What needs to be done:
Each line of the data below holding the word "status" must be copied.

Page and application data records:
:::::

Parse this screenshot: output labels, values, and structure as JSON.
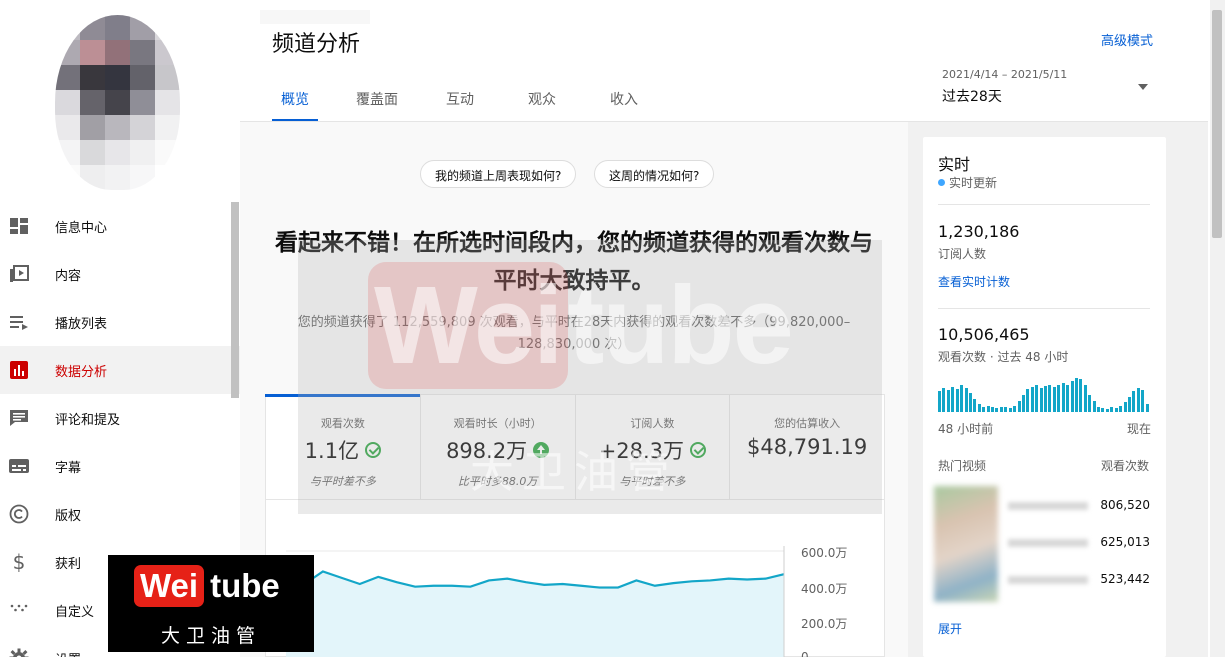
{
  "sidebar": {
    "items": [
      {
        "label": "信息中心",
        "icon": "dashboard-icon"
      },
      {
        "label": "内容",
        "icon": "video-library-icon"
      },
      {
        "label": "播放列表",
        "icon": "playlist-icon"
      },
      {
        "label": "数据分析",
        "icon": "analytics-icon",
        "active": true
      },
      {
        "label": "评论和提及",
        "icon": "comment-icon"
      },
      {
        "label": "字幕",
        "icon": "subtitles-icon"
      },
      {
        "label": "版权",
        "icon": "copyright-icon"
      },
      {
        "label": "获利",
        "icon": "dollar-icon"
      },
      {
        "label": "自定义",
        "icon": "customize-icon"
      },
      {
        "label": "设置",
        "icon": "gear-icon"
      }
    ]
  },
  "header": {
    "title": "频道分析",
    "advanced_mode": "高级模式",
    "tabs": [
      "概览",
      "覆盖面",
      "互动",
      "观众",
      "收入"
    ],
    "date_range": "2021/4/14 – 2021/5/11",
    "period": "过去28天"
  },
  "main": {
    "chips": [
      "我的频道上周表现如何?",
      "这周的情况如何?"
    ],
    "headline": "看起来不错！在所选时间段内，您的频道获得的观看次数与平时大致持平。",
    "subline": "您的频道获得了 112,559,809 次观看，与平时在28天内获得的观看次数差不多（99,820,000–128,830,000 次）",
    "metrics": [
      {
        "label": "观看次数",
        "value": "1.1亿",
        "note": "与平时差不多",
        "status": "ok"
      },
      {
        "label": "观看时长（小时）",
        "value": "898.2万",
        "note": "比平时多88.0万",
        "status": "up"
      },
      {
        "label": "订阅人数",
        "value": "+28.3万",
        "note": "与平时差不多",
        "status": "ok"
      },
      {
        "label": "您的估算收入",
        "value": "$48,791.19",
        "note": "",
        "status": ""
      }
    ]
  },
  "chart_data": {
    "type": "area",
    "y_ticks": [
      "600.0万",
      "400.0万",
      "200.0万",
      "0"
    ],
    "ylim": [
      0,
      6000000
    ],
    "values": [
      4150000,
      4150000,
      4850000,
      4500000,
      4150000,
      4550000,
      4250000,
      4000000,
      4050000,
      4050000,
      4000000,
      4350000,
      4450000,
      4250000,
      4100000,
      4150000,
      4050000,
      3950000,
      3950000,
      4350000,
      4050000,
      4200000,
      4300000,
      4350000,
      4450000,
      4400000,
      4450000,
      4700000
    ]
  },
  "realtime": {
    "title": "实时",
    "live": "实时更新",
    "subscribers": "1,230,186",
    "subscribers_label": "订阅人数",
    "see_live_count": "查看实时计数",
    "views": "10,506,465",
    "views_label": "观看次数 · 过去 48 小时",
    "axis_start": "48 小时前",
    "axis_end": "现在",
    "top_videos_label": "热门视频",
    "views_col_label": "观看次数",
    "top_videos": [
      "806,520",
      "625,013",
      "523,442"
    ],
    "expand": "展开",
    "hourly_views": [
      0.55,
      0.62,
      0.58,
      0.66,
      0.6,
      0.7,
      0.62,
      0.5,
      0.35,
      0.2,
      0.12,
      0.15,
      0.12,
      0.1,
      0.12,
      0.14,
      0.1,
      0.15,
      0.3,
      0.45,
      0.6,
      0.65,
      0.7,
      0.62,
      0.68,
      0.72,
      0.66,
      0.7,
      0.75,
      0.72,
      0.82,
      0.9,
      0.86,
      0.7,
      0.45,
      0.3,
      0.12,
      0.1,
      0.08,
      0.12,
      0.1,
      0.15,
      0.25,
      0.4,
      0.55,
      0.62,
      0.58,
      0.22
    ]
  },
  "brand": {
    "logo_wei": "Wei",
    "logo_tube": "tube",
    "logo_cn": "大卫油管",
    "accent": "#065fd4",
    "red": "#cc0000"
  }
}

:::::

Exercise result:
        "status": "ok"
        "status": "up"
        "status": "ok"
        "status": ""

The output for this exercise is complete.